Lines of the material that include the string "blueprint" should be returned.
*** Extracted material Section Begins ***
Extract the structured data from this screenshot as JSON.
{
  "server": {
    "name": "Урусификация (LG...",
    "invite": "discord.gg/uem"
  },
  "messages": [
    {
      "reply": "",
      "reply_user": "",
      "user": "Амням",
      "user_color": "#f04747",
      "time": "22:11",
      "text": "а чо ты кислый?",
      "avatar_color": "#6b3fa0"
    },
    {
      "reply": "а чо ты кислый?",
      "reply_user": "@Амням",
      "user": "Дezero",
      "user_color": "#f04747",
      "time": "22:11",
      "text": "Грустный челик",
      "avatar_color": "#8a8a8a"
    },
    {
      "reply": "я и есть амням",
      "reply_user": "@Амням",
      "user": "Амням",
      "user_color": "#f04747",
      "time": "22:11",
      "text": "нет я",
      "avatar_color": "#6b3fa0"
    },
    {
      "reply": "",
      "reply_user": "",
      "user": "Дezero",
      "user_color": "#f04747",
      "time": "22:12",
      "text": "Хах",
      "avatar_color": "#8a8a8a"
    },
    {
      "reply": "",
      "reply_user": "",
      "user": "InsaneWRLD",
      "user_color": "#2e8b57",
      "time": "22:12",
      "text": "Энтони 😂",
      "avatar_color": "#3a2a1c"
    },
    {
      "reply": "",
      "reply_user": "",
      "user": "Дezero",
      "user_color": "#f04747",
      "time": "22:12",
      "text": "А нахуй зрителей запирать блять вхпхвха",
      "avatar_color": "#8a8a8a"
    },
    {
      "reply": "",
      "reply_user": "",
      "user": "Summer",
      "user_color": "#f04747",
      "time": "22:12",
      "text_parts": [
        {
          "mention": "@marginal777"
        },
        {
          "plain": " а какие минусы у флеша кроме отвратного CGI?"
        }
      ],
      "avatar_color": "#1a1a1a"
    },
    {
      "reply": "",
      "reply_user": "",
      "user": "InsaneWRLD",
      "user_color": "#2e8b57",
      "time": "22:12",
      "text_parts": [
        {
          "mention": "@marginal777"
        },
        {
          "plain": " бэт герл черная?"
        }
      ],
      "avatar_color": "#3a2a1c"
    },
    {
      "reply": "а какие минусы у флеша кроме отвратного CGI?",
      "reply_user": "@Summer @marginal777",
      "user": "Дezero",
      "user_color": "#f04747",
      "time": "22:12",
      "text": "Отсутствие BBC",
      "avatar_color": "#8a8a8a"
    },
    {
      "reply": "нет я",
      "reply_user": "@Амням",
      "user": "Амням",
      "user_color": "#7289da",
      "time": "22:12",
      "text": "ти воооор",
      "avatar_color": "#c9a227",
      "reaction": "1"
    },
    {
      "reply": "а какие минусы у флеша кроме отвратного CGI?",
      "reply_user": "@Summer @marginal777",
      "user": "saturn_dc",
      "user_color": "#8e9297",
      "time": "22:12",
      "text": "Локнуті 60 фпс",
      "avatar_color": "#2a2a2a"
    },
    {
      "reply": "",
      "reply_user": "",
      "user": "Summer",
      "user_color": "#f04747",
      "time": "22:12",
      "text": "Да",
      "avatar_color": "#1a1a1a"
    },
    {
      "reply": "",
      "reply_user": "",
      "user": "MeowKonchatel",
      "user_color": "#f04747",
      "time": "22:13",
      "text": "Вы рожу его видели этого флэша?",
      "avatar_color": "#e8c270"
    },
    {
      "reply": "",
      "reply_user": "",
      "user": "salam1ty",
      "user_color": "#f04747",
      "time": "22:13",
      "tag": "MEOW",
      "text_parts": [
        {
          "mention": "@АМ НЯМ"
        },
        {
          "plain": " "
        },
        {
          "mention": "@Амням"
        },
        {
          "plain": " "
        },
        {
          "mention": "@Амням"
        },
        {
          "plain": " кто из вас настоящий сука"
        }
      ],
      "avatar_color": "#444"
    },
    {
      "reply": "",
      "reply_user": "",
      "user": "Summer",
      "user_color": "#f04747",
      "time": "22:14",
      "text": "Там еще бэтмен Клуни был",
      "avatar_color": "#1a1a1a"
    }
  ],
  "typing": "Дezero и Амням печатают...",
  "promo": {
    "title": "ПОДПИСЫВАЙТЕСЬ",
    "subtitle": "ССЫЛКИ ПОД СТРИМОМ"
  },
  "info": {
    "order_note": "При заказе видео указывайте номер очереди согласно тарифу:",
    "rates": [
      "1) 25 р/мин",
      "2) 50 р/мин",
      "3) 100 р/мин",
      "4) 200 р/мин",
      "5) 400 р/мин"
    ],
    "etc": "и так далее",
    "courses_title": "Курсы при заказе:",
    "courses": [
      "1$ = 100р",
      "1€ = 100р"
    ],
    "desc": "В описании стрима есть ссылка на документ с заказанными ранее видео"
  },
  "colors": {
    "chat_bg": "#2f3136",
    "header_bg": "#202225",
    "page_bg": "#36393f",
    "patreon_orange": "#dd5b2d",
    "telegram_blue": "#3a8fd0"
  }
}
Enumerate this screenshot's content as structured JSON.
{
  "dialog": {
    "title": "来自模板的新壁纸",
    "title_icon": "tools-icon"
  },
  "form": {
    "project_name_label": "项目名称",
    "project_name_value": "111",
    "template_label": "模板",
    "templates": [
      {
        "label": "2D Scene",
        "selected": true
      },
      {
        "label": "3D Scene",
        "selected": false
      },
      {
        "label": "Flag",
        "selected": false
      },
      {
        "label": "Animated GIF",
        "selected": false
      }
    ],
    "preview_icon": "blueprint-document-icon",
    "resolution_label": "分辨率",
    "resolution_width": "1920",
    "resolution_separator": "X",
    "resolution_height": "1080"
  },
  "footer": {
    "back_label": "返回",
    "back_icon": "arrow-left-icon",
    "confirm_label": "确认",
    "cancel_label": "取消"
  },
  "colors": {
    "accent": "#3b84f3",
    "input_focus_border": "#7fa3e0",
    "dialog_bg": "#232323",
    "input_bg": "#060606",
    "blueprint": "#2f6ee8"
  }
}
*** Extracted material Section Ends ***
- [Written response]:
    "preview_icon": "blueprint-document-icon",
    "blueprint": "#2f6ee8"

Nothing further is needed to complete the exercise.